Data shown
# # # #
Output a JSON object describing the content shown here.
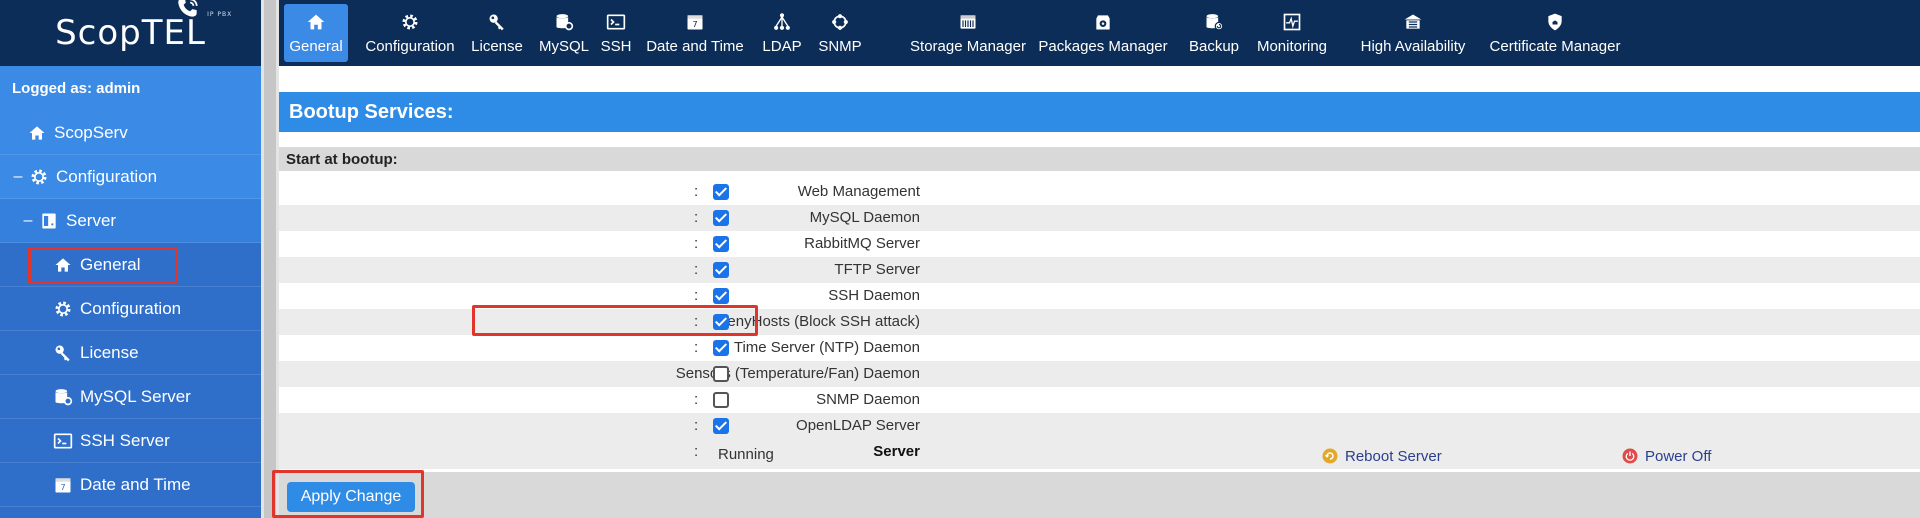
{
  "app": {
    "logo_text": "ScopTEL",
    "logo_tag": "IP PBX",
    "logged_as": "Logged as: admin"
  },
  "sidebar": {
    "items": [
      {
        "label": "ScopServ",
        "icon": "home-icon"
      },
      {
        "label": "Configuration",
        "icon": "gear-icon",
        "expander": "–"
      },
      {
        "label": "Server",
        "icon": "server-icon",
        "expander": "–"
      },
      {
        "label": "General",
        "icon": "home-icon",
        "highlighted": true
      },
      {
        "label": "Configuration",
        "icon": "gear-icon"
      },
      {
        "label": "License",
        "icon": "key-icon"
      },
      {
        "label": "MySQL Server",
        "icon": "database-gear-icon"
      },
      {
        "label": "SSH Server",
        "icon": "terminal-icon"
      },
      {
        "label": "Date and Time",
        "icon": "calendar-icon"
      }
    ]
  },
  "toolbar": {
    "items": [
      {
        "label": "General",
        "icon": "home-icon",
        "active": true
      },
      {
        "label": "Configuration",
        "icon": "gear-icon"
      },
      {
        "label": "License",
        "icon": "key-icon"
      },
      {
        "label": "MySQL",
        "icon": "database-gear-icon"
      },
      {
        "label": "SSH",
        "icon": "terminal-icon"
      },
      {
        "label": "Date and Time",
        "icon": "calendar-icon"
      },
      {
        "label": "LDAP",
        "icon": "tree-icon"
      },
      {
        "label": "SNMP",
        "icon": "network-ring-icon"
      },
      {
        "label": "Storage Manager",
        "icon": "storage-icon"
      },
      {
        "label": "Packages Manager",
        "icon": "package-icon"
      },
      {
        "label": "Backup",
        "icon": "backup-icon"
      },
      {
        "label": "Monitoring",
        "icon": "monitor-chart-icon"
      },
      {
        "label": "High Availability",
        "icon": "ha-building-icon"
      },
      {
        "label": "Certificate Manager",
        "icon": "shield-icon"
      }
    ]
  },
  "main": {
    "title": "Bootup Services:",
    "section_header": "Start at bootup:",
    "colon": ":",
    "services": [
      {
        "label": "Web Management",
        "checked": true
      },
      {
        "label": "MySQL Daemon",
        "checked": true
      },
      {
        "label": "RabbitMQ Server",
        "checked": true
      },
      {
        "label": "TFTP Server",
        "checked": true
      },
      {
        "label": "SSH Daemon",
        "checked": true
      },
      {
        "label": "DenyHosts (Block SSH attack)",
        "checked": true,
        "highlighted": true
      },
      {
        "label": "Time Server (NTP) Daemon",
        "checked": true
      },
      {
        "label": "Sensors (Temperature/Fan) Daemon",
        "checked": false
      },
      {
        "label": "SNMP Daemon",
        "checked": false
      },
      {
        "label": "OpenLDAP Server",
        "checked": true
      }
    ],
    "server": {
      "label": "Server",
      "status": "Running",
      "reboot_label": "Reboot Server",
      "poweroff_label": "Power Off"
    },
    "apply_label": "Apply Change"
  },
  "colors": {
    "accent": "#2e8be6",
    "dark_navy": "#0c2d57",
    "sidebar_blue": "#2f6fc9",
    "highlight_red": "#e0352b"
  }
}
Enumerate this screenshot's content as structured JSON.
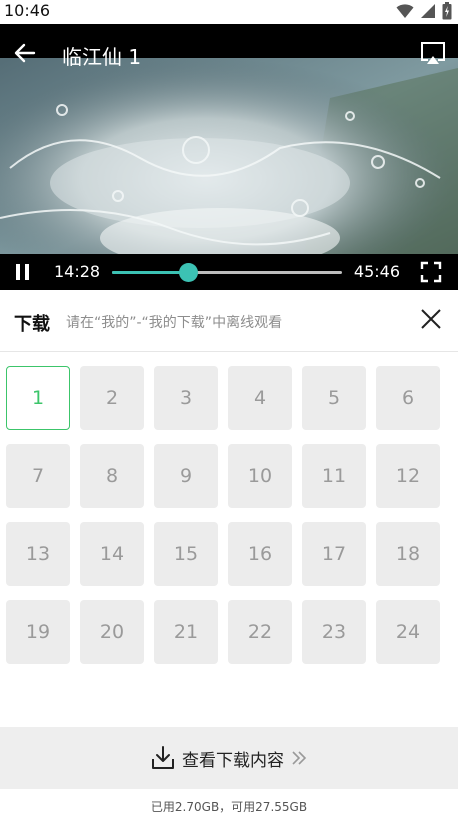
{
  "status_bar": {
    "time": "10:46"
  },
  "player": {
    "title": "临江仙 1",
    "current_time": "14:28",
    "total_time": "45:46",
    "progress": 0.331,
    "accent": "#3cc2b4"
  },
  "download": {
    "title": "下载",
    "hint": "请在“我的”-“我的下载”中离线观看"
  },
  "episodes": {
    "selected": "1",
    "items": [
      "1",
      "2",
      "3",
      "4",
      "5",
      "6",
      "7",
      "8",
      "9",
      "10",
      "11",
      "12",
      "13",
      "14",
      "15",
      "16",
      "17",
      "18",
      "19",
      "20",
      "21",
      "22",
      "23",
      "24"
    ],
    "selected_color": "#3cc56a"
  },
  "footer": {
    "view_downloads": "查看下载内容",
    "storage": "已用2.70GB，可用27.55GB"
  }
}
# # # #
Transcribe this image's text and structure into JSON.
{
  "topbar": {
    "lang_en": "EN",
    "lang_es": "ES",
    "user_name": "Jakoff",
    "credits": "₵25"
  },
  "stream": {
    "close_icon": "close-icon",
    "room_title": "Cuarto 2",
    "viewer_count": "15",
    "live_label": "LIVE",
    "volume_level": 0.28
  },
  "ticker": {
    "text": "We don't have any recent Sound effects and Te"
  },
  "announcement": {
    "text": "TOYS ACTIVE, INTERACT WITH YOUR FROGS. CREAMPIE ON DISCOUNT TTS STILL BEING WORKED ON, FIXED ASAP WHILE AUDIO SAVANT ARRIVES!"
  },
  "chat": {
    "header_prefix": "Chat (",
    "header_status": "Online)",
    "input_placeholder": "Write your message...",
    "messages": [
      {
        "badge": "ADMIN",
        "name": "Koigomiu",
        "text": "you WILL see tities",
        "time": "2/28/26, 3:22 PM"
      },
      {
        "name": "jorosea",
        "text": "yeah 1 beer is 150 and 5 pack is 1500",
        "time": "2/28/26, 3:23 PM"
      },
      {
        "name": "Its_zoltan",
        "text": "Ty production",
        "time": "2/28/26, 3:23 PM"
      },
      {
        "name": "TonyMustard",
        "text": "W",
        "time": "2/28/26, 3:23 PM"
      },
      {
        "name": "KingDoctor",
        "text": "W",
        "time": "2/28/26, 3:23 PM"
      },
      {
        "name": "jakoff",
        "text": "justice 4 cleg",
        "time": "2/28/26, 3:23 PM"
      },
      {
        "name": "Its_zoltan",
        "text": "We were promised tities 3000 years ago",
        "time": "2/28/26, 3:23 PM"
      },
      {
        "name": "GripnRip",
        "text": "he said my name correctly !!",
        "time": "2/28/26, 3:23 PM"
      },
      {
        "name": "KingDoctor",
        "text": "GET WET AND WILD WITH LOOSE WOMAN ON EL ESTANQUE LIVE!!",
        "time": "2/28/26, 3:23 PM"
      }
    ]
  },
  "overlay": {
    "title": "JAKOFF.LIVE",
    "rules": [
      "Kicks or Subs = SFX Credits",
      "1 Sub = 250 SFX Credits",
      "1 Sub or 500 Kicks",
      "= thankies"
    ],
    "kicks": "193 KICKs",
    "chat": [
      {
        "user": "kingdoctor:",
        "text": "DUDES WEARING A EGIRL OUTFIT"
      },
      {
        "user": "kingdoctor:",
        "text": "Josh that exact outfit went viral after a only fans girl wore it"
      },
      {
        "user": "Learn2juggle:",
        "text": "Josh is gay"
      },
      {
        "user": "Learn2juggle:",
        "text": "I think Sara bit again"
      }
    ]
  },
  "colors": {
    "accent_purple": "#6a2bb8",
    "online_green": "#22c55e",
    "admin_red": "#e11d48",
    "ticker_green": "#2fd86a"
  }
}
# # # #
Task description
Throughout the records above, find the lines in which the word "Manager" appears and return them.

Completed exercise
        "label": "Storage Manager",
        "label": "Packages Manager",
        "label": "Certificate Manager",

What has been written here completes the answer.